Lower the Thermostat. Each degree you lower the thermostat on your heating system, decreases your fuel bill by 3 percent. Going from 72 degrees down to 68 degrees does not matter much in terms of comfort, but it can save up to 12 percent on your heating bill.
An open fireplace damper lets the same amount of heated air escape up the chimney as a wide-open 48-inch window lets out. Make sure your flu is closed when you do not have a fire going.
In fact, it is a good idea to reduce the number of times you use your wood fireplace. A roaring fire exhausts over 20,000 cubic feet of heated air per hour to the outside. It feels warm by the fire, but every British Thermal Unit (BTU) that goes up the chimney is replaced by cold air pulled into the house elsewhere. And all that cold air has to be heated--a costly prospect. Tip: 1 BTU is the energy needed to heat or cool one pound of water 1 degree Fahrenheit at sea level.
The Spin on Ceiling Fans. Ceiling fans are very popular in most houses. Spinning counterclockwise, they move air around the room.
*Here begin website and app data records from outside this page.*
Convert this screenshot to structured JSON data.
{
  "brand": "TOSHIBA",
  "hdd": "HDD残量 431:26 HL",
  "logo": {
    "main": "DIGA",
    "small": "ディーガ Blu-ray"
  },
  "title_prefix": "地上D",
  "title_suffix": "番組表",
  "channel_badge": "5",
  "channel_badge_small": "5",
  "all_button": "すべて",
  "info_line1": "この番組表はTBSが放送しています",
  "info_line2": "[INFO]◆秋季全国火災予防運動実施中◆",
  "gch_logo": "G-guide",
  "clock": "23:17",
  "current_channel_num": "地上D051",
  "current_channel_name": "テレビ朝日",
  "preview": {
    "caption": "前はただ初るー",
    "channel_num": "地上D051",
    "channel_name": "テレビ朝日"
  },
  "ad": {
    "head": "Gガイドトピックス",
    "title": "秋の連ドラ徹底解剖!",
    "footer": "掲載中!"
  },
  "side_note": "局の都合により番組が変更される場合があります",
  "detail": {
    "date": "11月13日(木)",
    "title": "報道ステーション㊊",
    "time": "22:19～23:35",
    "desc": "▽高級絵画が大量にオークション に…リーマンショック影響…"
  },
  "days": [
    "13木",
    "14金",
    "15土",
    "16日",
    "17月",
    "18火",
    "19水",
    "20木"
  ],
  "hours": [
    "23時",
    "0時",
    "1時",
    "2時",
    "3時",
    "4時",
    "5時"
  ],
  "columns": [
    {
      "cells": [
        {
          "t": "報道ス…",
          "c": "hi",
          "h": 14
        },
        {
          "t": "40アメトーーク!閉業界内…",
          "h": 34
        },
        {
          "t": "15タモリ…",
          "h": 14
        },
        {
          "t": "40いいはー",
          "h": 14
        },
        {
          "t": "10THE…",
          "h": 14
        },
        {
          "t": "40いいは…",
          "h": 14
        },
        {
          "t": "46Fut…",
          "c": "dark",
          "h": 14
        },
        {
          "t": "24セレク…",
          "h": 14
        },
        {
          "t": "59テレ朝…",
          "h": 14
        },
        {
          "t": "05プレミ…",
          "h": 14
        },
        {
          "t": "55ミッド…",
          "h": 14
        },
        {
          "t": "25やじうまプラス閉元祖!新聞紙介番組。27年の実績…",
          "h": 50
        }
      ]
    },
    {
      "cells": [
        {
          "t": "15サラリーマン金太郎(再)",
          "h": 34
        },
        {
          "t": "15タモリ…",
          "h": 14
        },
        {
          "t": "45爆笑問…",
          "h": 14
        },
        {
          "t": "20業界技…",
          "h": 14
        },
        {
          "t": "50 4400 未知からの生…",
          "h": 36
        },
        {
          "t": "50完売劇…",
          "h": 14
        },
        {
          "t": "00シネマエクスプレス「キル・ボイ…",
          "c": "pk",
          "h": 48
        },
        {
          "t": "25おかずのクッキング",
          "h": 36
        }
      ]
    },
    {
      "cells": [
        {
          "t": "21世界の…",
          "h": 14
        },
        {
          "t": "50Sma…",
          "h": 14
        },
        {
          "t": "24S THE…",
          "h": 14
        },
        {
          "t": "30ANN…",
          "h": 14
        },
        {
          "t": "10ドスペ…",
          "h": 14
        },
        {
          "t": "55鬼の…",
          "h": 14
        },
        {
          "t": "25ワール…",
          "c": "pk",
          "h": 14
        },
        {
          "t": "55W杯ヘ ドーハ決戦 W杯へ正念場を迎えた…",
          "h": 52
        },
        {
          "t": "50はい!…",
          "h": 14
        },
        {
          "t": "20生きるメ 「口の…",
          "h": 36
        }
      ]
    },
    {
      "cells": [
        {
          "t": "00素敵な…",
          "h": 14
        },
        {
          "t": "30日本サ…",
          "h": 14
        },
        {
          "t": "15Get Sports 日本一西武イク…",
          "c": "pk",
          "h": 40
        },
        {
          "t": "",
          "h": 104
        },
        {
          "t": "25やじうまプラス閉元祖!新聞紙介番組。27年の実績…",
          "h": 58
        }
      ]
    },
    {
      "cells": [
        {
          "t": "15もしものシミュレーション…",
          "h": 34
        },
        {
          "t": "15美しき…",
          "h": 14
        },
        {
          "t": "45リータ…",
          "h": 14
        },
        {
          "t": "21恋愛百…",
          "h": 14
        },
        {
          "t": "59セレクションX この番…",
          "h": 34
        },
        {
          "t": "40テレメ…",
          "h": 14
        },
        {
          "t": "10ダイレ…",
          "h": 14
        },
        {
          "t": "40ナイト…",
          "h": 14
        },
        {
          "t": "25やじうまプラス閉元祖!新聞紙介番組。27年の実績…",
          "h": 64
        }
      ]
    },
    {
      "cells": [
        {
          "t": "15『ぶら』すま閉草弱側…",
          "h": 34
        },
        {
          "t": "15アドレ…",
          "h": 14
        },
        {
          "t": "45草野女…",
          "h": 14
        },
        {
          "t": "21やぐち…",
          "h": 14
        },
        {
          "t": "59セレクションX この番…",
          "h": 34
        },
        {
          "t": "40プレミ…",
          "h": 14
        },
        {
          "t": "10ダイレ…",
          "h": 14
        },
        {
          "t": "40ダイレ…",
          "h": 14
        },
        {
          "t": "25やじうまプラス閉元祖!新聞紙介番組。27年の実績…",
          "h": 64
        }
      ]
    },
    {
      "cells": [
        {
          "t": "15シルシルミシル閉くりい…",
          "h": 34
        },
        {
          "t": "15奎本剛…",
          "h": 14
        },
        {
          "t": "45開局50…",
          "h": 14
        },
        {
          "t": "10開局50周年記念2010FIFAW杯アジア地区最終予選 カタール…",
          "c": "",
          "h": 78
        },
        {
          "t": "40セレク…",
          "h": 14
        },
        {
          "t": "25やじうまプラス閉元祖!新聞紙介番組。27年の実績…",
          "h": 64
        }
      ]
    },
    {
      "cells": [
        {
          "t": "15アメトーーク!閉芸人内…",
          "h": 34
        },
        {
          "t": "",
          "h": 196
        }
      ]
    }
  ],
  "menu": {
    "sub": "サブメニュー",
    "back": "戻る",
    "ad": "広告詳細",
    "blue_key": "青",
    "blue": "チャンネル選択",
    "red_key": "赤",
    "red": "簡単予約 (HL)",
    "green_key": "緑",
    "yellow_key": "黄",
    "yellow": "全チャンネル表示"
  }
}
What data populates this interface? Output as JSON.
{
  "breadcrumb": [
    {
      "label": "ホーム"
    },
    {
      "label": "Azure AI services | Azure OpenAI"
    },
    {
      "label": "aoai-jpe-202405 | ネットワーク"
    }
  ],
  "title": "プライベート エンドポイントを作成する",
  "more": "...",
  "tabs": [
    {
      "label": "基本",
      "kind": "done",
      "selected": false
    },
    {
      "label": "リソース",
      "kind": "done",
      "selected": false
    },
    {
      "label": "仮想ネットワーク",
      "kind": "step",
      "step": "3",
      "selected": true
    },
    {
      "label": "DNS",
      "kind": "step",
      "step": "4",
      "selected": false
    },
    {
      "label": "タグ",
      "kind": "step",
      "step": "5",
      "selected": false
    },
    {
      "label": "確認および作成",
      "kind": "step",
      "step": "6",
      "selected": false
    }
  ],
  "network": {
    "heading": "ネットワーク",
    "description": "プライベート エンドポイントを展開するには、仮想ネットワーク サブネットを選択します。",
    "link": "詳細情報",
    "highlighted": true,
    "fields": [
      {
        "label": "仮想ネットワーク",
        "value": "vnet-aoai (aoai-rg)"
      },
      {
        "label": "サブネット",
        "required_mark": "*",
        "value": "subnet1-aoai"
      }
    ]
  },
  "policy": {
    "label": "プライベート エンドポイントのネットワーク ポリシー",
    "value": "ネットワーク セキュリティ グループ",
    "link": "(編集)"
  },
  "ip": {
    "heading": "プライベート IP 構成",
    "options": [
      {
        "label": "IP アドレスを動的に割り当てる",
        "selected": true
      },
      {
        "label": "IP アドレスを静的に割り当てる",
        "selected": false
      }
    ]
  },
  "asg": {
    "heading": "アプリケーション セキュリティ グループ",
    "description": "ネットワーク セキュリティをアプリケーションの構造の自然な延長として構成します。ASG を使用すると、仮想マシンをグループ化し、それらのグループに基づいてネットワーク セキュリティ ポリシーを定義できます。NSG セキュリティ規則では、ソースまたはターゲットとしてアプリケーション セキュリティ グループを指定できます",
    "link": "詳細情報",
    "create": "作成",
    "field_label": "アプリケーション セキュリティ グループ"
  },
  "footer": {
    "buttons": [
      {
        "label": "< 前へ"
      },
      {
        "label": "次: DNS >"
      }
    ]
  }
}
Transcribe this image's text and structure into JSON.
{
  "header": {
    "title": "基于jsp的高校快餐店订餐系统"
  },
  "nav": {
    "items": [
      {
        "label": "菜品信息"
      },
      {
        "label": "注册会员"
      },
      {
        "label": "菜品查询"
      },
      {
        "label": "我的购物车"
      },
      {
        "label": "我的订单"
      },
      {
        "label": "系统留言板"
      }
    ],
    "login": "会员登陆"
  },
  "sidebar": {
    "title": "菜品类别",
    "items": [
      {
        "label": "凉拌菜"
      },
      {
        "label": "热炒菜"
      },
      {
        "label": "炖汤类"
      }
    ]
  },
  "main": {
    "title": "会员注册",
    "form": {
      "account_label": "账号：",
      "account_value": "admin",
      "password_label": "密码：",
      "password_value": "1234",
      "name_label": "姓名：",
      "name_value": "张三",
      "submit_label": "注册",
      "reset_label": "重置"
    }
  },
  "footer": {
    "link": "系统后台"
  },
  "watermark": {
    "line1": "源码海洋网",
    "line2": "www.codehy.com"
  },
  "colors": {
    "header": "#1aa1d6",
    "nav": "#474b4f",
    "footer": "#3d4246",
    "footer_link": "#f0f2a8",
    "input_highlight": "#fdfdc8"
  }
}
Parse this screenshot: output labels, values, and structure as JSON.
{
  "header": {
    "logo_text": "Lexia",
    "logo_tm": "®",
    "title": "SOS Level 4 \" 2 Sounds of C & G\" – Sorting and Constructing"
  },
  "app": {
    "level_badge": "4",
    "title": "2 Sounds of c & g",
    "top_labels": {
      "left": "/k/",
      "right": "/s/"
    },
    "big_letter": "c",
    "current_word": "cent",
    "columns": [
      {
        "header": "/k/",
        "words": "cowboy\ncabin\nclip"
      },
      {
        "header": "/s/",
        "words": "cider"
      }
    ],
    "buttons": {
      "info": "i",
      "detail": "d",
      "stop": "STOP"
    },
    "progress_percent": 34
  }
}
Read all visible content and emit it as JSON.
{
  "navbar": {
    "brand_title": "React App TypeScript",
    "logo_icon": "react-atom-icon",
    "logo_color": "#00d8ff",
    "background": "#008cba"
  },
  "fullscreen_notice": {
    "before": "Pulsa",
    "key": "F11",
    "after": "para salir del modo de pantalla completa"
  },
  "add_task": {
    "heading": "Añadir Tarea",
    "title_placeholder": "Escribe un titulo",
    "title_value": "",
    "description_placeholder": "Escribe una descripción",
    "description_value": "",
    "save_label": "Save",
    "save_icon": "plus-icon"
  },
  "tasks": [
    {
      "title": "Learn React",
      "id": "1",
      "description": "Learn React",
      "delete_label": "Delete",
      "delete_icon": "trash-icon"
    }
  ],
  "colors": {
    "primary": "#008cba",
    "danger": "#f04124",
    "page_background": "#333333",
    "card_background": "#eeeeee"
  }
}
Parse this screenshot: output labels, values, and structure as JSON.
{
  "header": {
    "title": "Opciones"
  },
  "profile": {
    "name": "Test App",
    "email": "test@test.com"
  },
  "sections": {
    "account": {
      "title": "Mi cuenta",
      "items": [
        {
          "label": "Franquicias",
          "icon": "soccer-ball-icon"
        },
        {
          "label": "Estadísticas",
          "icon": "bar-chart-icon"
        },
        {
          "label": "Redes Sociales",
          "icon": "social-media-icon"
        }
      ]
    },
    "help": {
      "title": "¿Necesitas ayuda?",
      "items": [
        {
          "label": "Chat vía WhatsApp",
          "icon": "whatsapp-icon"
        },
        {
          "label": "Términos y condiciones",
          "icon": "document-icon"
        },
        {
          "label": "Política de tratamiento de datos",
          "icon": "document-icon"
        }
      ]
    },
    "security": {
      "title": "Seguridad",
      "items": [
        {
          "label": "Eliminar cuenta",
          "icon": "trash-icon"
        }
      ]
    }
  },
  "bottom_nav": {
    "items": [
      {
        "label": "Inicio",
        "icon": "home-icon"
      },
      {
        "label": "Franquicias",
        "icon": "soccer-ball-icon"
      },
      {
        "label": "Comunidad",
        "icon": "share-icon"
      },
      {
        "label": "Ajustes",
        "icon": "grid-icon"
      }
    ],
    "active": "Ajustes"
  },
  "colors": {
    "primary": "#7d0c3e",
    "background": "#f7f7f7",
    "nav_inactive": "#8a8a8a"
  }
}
Heat rises. And if you have tall ceilings, the warmest place in your home is near the ceiling. Set the fan’s switch to reverse mode so the blades spin clockwise instead of counterclockwise to push warm air back down where you can enjoy it. (“winter mode.”)
This trick works best if your fan has several speed settings. Run your fan at the very lowest speed possible in order to not create a draft and cool the room.
Utilize space heaters, but with caution. Space heaters are excellent for keeping individual rooms warm. The danger is that they are a high-risk fire hazard. To ensure the safety of your household, keep any flammable material at least three feet away, and make sure the heater is on an even and stable surface.
Never leave space heaters on overnight or when you leave the home. Make sure to buy only timed space heaters that turn off after 1-4 hours.
It is a good idea to only use space heaters that shut off automatically when tipped over, especially around children.
Tip: You may want to invest in a home generator in case you lose power during a winter storm. Decide if you want enough power for your refrigerator or your whole house. Creative Spaces Remodeling can assist in assessing your home’s needs and installing the generator of your choice.
With Old Man Winter nipping at your toes, hopefully these few tips will keep you warm. If you need any assistance with updating drafty or chilly areas of your home, Creative Spaces Remodeling can work with you to upgrade insulation, new roofing, windows, or even heated flooring.